• **Web page and app entries**:
——

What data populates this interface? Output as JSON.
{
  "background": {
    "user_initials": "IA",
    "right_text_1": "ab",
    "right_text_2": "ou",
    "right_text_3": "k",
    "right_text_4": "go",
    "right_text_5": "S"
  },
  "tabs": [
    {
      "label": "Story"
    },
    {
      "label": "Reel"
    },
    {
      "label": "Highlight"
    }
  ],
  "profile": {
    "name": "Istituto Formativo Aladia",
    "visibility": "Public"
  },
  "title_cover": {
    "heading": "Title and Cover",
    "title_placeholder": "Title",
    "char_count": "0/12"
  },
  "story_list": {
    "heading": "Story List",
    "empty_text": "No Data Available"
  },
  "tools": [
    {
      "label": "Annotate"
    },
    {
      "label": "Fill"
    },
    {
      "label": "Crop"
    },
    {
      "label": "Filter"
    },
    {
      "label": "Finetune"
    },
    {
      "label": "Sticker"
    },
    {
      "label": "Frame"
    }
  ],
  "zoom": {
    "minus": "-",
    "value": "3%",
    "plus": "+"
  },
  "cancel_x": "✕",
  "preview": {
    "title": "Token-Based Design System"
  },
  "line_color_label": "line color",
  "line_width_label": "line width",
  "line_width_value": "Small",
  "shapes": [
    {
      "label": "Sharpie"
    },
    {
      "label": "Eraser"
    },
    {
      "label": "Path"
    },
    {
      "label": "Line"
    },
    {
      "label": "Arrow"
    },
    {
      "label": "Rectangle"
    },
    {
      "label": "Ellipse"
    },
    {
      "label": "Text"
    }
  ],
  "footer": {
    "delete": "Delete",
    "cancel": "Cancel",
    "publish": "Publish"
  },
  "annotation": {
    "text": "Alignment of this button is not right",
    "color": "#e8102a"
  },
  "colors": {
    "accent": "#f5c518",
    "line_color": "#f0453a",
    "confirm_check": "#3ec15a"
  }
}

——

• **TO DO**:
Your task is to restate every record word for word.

• **OUTPUT OF THE TASK**:
What data populates this interface? Output as JSON.
{
  "background": {
    "user_initials": "IA",
    "right_text_1": "ab",
    "right_text_2": "ou",
    "right_text_3": "k",
    "right_text_4": "go",
    "right_text_5": "S"
  },
  "tabs": [
    {
      "label": "Story"
    },
    {
      "label": "Reel"
    },
    {
      "label": "Highlight"
    }
  ],
  "profile": {
    "name": "Istituto Formativo Aladia",
    "visibility": "Public"
  },
  "title_cover": {
    "heading": "Title and Cover",
    "title_placeholder": "Title",
    "char_count": "0/12"
  },
  "story_list": {
    "heading": "Story List",
    "empty_text": "No Data Available"
  },
  "tools": [
    {
      "label": "Annotate"
    },
    {
      "label": "Fill"
    },
    {
      "label": "Crop"
    },
    {
      "label": "Filter"
    },
    {
      "label": "Finetune"
    },
    {
      "label": "Sticker"
    },
    {
      "label": "Frame"
    }
  ],
  "zoom": {
    "minus": "-",
    "value": "3%",
    "plus": "+"
  },
  "cancel_x": "✕",
  "preview": {
    "title": "Token-Based Design System"
  },
  "line_color_label": "line color",
  "line_width_label": "line width",
  "line_width_value": "Small",
  "shapes": [
    {
      "label": "Sharpie"
    },
    {
      "label": "Eraser"
    },
    {
      "label": "Path"
    },
    {
      "label": "Line"
    },
    {
      "label": "Arrow"
    },
    {
      "label": "Rectangle"
    },
    {
      "label": "Ellipse"
    },
    {
      "label": "Text"
    }
  ],
  "footer": {
    "delete": "Delete",
    "cancel": "Cancel",
    "publish": "Publish"
  },
  "annotation": {
    "text": "Alignment of this button is not right",
    "color": "#e8102a"
  },
  "colors": {
    "accent": "#f5c518",
    "line_color": "#f0453a",
    "confirm_check": "#3ec15a"
  }
}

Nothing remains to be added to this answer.